[Data excerpts]
▼

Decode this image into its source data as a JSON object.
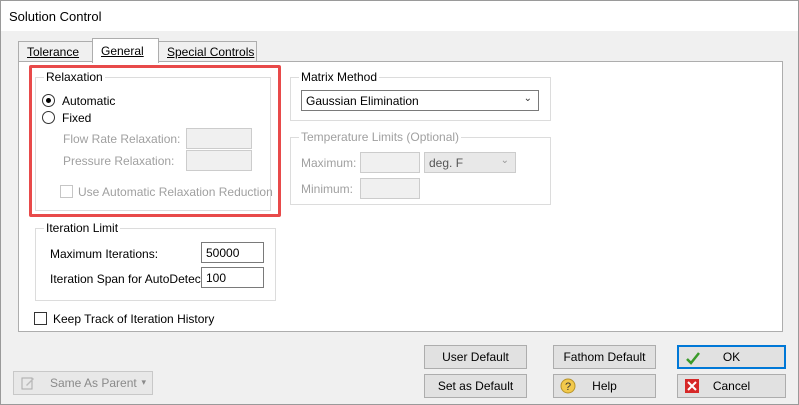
{
  "window": {
    "title": "Solution Control"
  },
  "tabs": [
    {
      "label": "Tolerance"
    },
    {
      "label": "General"
    },
    {
      "label": "Special Controls"
    }
  ],
  "relaxation": {
    "group_label": "Relaxation",
    "automatic_label": "Automatic",
    "fixed_label": "Fixed",
    "selected": "Automatic",
    "flow_rate_label": "Flow Rate Relaxation:",
    "flow_rate_value": "",
    "pressure_label": "Pressure Relaxation:",
    "pressure_value": "",
    "auto_reduction_label": "Use Automatic Relaxation Reduction",
    "auto_reduction_checked": false
  },
  "matrix_method": {
    "group_label": "Matrix Method",
    "selected": "Gaussian Elimination"
  },
  "temperature_limits": {
    "group_label": "Temperature Limits (Optional)",
    "maximum_label": "Maximum:",
    "maximum_value": "",
    "minimum_label": "Minimum:",
    "minimum_value": "",
    "unit": "deg. F"
  },
  "iteration_limit": {
    "group_label": "Iteration Limit",
    "max_iterations_label": "Maximum Iterations:",
    "max_iterations_value": "50000",
    "span_label": "Iteration Span for AutoDetect:",
    "span_value": "100"
  },
  "keep_track": {
    "label": "Keep Track of Iteration History",
    "checked": false
  },
  "footer": {
    "same_as_parent": "Same As Parent",
    "user_default": "User Default",
    "fathom_default": "Fathom Default",
    "ok": "OK",
    "set_as_default": "Set as Default",
    "help": "Help",
    "cancel": "Cancel"
  },
  "colors": {
    "highlight": "#e84a4a",
    "focus_border": "#0078d7",
    "ok_check": "#3a9a2a",
    "cancel_icon": "#d62828"
  }
}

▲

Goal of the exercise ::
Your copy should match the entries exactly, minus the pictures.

Your response ::
Decode this image into its source data as a JSON object.
{
  "window": {
    "title": "Solution Control"
  },
  "tabs": [
    {
      "label": "Tolerance"
    },
    {
      "label": "General"
    },
    {
      "label": "Special Controls"
    }
  ],
  "relaxation": {
    "group_label": "Relaxation",
    "automatic_label": "Automatic",
    "fixed_label": "Fixed",
    "selected": "Automatic",
    "flow_rate_label": "Flow Rate Relaxation:",
    "flow_rate_value": "",
    "pressure_label": "Pressure Relaxation:",
    "pressure_value": "",
    "auto_reduction_label": "Use Automatic Relaxation Reduction",
    "auto_reduction_checked": false
  },
  "matrix_method": {
    "group_label": "Matrix Method",
    "selected": "Gaussian Elimination"
  },
  "temperature_limits": {
    "group_label": "Temperature Limits (Optional)",
    "maximum_label": "Maximum:",
    "maximum_value": "",
    "minimum_label": "Minimum:",
    "minimum_value": "",
    "unit": "deg. F"
  },
  "iteration_limit": {
    "group_label": "Iteration Limit",
    "max_iterations_label": "Maximum Iterations:",
    "max_iterations_value": "50000",
    "span_label": "Iteration Span for AutoDetect:",
    "span_value": "100"
  },
  "keep_track": {
    "label": "Keep Track of Iteration History",
    "checked": false
  },
  "footer": {
    "same_as_parent": "Same As Parent",
    "user_default": "User Default",
    "fathom_default": "Fathom Default",
    "ok": "OK",
    "set_as_default": "Set as Default",
    "help": "Help",
    "cancel": "Cancel"
  },
  "colors": {
    "highlight": "#e84a4a",
    "focus_border": "#0078d7",
    "ok_check": "#3a9a2a",
    "cancel_icon": "#d62828"
  }
}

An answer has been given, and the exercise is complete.